Optimal pollination thresholds to maximize blueberry production

Ramírez-Mejía, Andrés F.; Chacoff, Natacha P.; Lomáscolo, Silvia B.; Woodcock, Ben A. ORCID:; Schmucki, Reto ORCID:; Blendinger, Pedro G.. 2024 Optimal pollination thresholds to maximize blueberry production. Agriculture, Ecosystems & Environment, 365, 108903. 9, pp.

Before downloading, please read NORA policies.
N536872JA.pdf - Published Version
Available under License Creative Commons Attribution 4.0.

Download (2MB) | Preview


Pollination management for highbush blueberry crops (Vaccinium spp.) generally depends on beehives stocked at variable densities, with little consideration given to optimal pollination levels dictated by the mating system of the crop. This approach limits our capability to accurately forecast the consequences of animal pollination on crop productivity and can result in pollination shortfalls. Using experimental and observational data, we estimated optimal pollination thresholds for blueberry crops that maximize fruit diameter. We manipulated stigmatic pollen loads and used Bayesian models to evaluate the effects on fruit diameter. In this way, we were able to define thresholds for deficient, optimal and supraoptimal pollen deposition in blueberries. These thresholds were then evaluated under field conditions in blueberry farms, and used simulations to estimate the minimum number of honeybee visits required for optimal blueberry pollen deposition. A quadratic relationship described fruit diameter in response to stigmatic pollen load, with optimal pollen deposition peaking at 192 pollen tetrads and ranging between 112 and 274. Our simulations showed that a flower visitation rate guaranteeing, on average, six to seven honeybee visits per flower (i.e. flower visitation rate of 0.6 visits per 100 flowers h−1) would result in 60% of the plant flowers receiving optimum stigmatic pollen deposition. Higher numbers of honeybee visits increased the probability that blueberry stigmatic pollen loads were below the optimum and the probability that smaller berries were produced. We show that adverse pollination scenarios in blueberries can occur through different pathways, either because of a deficit or an excess of pollination that directly impacts the quality of the fruits produced. By identifying thresholds, we provide a pragmatic basis for adaptive management of honeybees based on average visitation rates that are most suitable for growers to manipulate. Our study provides new insights into the mechanisms behind pollination, fruit production, and the contribution of honeybee to blueberry crops. We highlight that systematic pollination management through flower visitation monitoring and clear optimal pollination targets can help prevent detrimental pollination scenarios.
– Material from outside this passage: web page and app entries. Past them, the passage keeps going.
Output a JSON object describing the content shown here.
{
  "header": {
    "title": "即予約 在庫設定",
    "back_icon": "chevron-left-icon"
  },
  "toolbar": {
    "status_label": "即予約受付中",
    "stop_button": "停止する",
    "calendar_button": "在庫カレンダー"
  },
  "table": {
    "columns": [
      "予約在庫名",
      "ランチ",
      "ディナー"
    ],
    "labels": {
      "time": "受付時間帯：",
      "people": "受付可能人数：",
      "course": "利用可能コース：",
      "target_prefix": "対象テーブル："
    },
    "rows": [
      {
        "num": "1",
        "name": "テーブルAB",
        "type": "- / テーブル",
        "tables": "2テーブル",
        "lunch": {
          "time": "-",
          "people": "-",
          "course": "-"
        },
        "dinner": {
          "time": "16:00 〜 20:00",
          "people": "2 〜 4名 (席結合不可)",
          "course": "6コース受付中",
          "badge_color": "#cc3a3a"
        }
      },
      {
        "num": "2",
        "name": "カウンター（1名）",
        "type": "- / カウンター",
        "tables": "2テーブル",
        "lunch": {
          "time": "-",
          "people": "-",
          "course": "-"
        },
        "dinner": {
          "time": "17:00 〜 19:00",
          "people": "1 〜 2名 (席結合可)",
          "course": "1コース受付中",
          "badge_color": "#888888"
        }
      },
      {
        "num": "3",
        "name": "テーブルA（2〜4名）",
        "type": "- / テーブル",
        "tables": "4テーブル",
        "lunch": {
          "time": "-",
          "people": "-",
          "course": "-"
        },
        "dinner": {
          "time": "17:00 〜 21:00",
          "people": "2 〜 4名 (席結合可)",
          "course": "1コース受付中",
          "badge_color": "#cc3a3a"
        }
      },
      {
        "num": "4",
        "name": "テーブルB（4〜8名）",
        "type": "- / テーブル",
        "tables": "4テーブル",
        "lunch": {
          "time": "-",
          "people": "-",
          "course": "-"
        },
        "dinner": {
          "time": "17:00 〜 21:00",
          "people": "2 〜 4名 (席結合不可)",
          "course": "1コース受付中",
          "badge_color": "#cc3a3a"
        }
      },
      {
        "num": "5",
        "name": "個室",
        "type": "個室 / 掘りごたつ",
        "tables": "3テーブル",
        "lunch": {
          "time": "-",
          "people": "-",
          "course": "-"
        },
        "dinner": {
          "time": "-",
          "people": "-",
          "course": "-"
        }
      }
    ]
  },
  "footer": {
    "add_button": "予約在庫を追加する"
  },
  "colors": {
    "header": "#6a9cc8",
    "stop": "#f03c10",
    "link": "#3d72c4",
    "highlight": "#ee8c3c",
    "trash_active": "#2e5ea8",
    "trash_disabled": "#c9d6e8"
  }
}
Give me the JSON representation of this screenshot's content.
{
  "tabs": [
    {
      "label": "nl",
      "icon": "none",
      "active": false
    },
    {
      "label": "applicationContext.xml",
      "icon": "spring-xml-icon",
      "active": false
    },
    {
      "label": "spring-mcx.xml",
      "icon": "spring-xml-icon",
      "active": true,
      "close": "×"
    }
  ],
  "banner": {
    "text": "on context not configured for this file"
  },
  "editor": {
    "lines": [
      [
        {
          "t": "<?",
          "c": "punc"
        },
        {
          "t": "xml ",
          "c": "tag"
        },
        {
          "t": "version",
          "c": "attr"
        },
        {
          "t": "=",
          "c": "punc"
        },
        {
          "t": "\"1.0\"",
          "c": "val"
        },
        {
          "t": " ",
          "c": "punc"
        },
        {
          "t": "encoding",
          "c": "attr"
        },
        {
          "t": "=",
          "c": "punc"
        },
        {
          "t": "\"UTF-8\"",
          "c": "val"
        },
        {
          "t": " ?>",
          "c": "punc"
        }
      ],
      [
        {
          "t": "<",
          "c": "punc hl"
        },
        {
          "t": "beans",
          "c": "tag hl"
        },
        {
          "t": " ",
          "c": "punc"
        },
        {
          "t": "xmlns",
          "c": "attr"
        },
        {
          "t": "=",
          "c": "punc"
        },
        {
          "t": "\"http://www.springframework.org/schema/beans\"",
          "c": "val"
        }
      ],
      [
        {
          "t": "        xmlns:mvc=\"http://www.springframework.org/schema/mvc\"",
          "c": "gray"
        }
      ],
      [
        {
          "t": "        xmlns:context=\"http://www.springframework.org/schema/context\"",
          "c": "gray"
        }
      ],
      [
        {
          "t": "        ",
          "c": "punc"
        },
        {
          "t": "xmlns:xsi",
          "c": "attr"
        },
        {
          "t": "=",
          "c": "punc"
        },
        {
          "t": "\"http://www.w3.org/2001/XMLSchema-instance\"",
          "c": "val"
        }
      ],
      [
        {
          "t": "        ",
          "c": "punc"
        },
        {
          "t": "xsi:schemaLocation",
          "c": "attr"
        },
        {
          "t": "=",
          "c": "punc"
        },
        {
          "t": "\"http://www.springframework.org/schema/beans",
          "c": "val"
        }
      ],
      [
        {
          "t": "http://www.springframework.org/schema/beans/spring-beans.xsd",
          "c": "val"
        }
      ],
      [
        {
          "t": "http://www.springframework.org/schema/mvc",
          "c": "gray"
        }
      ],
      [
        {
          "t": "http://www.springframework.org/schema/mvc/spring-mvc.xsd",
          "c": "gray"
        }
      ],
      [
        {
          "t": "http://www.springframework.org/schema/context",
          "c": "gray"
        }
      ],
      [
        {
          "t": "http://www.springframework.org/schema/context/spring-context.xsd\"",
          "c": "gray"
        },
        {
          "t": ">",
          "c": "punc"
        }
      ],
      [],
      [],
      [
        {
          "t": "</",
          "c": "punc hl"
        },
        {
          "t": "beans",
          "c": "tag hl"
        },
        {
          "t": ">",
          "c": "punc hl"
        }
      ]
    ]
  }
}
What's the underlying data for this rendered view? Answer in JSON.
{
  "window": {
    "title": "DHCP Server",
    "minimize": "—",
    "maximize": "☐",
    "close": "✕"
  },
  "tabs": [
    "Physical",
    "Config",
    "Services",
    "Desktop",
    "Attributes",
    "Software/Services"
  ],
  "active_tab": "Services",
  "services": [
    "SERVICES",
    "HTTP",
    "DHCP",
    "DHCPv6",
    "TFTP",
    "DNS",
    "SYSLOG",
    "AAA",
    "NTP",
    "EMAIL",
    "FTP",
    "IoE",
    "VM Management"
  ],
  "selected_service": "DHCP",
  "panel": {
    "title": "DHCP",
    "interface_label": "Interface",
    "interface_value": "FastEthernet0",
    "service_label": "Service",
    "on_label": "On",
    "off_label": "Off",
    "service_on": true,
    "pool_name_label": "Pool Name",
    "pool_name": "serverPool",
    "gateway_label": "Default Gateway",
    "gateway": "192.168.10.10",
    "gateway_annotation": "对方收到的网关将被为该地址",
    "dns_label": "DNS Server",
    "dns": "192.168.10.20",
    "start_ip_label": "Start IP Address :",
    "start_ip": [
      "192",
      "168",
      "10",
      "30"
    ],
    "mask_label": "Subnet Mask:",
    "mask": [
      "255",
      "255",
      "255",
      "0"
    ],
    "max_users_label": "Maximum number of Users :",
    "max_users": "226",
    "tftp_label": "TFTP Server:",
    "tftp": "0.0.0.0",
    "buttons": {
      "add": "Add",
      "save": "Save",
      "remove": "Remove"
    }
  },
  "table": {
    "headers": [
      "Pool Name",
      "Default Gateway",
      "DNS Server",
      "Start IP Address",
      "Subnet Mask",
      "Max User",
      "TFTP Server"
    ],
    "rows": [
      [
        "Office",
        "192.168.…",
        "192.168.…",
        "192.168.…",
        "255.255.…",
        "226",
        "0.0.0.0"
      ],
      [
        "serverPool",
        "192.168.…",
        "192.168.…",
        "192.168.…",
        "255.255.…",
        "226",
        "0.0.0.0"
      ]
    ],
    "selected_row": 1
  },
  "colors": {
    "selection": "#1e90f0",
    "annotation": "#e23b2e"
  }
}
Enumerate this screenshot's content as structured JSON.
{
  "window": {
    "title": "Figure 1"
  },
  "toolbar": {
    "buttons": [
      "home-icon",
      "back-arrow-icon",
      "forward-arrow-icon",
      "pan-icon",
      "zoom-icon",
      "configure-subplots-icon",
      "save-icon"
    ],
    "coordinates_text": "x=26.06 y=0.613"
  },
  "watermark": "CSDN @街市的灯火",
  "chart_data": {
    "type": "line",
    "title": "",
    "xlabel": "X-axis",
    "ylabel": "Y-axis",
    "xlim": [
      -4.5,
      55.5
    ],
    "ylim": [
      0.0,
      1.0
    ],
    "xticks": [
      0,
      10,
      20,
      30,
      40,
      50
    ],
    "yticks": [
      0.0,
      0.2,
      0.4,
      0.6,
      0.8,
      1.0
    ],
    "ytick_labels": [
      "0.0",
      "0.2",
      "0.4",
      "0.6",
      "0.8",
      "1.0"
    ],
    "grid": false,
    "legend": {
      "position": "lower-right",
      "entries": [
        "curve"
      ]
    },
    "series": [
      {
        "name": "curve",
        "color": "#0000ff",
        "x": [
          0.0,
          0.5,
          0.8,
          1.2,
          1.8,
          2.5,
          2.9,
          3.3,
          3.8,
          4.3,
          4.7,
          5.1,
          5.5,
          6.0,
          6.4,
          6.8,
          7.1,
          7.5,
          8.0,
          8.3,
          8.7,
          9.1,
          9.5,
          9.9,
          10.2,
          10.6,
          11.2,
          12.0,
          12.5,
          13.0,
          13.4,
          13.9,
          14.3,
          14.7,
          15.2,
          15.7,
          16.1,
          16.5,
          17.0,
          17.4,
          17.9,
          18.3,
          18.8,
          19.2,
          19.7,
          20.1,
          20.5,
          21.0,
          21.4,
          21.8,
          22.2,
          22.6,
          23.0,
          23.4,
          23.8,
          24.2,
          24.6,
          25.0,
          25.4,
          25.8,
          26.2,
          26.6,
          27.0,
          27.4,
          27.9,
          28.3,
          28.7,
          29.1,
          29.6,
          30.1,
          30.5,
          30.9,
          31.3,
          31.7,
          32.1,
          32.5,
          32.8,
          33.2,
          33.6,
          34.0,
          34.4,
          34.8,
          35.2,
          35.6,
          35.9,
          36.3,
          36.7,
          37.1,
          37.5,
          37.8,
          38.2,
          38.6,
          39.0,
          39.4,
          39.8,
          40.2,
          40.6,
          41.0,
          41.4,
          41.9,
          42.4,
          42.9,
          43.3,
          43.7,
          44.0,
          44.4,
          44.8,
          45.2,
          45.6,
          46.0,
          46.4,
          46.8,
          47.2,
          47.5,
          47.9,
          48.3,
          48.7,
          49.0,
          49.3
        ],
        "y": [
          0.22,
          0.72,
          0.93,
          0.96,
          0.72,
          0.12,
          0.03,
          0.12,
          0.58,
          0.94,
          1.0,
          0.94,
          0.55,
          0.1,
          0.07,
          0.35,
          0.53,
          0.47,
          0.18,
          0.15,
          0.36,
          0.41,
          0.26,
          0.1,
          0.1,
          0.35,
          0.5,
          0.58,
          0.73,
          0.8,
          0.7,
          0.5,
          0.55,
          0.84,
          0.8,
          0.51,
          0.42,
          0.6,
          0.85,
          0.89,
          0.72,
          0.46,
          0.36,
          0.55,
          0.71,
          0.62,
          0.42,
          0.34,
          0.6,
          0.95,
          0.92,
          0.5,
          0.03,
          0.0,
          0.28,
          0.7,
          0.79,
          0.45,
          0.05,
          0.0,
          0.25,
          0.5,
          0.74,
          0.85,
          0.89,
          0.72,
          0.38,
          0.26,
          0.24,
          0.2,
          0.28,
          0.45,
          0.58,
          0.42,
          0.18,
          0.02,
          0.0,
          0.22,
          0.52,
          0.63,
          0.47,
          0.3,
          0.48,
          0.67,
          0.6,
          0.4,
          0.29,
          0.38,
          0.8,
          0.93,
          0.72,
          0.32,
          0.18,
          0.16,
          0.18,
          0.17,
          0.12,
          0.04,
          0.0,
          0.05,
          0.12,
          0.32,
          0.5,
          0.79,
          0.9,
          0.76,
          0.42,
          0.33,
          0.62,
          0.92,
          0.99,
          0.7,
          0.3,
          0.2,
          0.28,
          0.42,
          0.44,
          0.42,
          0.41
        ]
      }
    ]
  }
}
Item Type: Publication - Article
Digital Object Identifier (DOI):
UKCEH and CEH Sections/Science Areas: Biodiversity (Science Area 2017-)
ISSN: 0167-8809
Additional Information. Not used in RCUK Gateway to Research.: Open Access paper - full text available via Official URL link.
Additional Keywords: Apis, crop pollination, over pollination, pollination deficit, pollen deposition, pollinator effectiveness
NORA Subject Terms: Ecology and Environment
Date made live: 09 Feb 2024 12:04 +0 (UTC)

Actions (login required)

View Item View Item

Document Downloads

Downloads for past 30 days

Downloads per month over past year

More statistics for this item...